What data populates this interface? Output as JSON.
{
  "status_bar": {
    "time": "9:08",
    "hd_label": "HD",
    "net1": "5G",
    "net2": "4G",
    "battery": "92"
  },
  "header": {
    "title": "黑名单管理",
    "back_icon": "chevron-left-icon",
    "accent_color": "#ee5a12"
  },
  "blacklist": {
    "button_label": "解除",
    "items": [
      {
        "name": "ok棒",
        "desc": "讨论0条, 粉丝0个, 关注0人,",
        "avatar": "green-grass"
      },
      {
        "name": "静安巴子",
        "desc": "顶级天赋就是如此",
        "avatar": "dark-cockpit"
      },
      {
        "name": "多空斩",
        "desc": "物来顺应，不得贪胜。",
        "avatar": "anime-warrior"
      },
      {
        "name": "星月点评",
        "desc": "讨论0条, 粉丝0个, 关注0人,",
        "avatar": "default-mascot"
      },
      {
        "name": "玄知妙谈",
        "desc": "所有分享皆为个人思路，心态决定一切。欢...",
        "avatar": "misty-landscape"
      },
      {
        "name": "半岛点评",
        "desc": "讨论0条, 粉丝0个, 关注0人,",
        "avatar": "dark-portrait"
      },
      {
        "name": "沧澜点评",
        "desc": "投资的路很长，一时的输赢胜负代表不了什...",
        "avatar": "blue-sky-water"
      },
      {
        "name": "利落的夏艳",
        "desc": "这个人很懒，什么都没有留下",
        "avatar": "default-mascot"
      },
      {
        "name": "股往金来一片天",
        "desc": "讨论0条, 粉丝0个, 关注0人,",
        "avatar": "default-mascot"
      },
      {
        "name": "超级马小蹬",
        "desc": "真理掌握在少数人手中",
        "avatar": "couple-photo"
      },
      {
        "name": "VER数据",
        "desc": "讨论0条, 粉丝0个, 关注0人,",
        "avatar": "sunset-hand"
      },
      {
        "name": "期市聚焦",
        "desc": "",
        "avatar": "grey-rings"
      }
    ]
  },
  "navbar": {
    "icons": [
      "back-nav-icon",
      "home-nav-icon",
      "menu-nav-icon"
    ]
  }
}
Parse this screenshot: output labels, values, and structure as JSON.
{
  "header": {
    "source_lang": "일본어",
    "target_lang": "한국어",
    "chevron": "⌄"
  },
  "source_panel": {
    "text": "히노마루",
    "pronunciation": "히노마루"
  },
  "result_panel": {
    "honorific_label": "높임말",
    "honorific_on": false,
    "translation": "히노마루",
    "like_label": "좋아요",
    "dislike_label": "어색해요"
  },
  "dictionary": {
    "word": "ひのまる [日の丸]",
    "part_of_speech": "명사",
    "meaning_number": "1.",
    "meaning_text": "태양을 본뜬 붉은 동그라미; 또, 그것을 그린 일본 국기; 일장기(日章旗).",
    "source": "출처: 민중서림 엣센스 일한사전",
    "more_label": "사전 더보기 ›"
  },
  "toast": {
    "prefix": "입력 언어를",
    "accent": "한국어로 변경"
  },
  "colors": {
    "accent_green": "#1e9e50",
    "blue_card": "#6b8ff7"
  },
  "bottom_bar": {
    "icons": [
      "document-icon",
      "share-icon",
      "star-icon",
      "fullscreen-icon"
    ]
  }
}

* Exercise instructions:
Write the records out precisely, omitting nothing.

* Exercise response:
What data populates this interface? Output as JSON.
{
  "status_bar": {
    "time": "9:08",
    "hd_label": "HD",
    "net1": "5G",
    "net2": "4G",
    "battery": "92"
  },
  "header": {
    "title": "黑名单管理",
    "back_icon": "chevron-left-icon",
    "accent_color": "#ee5a12"
  },
  "blacklist": {
    "button_label": "解除",
    "items": [
      {
        "name": "ok棒",
        "desc": "讨论0条, 粉丝0个, 关注0人,",
        "avatar": "green-grass"
      },
      {
        "name": "静安巴子",
        "desc": "顶级天赋就是如此",
        "avatar": "dark-cockpit"
      },
      {
        "name": "多空斩",
        "desc": "物来顺应，不得贪胜。",
        "avatar": "anime-warrior"
      },
      {
        "name": "星月点评",
        "desc": "讨论0条, 粉丝0个, 关注0人,",
        "avatar": "default-mascot"
      },
      {
        "name": "玄知妙谈",
        "desc": "所有分享皆为个人思路，心态决定一切。欢...",
        "avatar": "misty-landscape"
      },
      {
        "name": "半岛点评",
        "desc": "讨论0条, 粉丝0个, 关注0人,",
        "avatar": "dark-portrait"
      },
      {
        "name": "沧澜点评",
        "desc": "投资的路很长，一时的输赢胜负代表不了什...",
        "avatar": "blue-sky-water"
      },
      {
        "name": "利落的夏艳",
        "desc": "这个人很懒，什么都没有留下",
        "avatar": "default-mascot"
      },
      {
        "name": "股往金来一片天",
        "desc": "讨论0条, 粉丝0个, 关注0人,",
        "avatar": "default-mascot"
      },
      {
        "name": "超级马小蹬",
        "desc": "真理掌握在少数人手中",
        "avatar": "couple-photo"
      },
      {
        "name": "VER数据",
        "desc": "讨论0条, 粉丝0个, 关注0人,",
        "avatar": "sunset-hand"
      },
      {
        "name": "期市聚焦",
        "desc": "",
        "avatar": "grey-rings"
      }
    ]
  },
  "navbar": {
    "icons": [
      "back-nav-icon",
      "home-nav-icon",
      "menu-nav-icon"
    ]
  }
}
Parse this screenshot: output labels, values, and structure as JSON.
{
  "header": {
    "source_lang": "일본어",
    "target_lang": "한국어",
    "chevron": "⌄"
  },
  "source_panel": {
    "text": "히노마루",
    "pronunciation": "히노마루"
  },
  "result_panel": {
    "honorific_label": "높임말",
    "honorific_on": false,
    "translation": "히노마루",
    "like_label": "좋아요",
    "dislike_label": "어색해요"
  },
  "dictionary": {
    "word": "ひのまる [日の丸]",
    "part_of_speech": "명사",
    "meaning_number": "1.",
    "meaning_text": "태양을 본뜬 붉은 동그라미; 또, 그것을 그린 일본 국기; 일장기(日章旗).",
    "source": "출처: 민중서림 엣센스 일한사전",
    "more_label": "사전 더보기 ›"
  },
  "toast": {
    "prefix": "입력 언어를",
    "accent": "한국어로 변경"
  },
  "colors": {
    "accent_green": "#1e9e50",
    "blue_card": "#6b8ff7"
  },
  "bottom_bar": {
    "icons": [
      "document-icon",
      "share-icon",
      "star-icon",
      "fullscreen-icon"
    ]
  }
}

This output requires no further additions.